= WHAT YOU ARE ASKED TO DO =
Reproduce the full set of records that follow, exactly as shown.

------------------------------------------------------------

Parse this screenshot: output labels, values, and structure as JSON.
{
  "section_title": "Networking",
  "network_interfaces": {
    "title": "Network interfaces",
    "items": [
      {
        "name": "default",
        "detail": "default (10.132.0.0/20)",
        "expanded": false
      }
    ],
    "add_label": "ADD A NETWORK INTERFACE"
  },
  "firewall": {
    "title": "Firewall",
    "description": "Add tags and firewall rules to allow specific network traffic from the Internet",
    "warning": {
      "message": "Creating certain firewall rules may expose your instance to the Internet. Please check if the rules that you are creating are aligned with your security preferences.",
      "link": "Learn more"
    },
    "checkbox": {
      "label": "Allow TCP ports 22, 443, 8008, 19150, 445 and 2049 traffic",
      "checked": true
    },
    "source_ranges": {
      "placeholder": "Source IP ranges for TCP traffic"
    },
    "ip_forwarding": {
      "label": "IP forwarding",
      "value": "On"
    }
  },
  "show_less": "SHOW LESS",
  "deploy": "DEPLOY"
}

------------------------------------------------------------

= TASK RESPONSE =
Parse this screenshot: output labels, values, and structure as JSON.
{
  "section_title": "Networking",
  "network_interfaces": {
    "title": "Network interfaces",
    "items": [
      {
        "name": "default",
        "detail": "default (10.132.0.0/20)",
        "expanded": false
      }
    ],
    "add_label": "ADD A NETWORK INTERFACE"
  },
  "firewall": {
    "title": "Firewall",
    "description": "Add tags and firewall rules to allow specific network traffic from the Internet",
    "warning": {
      "message": "Creating certain firewall rules may expose your instance to the Internet. Please check if the rules that you are creating are aligned with your security preferences.",
      "link": "Learn more"
    },
    "checkbox": {
      "label": "Allow TCP ports 22, 443, 8008, 19150, 445 and 2049 traffic",
      "checked": true
    },
    "source_ranges": {
      "placeholder": "Source IP ranges for TCP traffic"
    },
    "ip_forwarding": {
      "label": "IP forwarding",
      "value": "On"
    }
  },
  "show_less": "SHOW LESS",
  "deploy": "DEPLOY"
}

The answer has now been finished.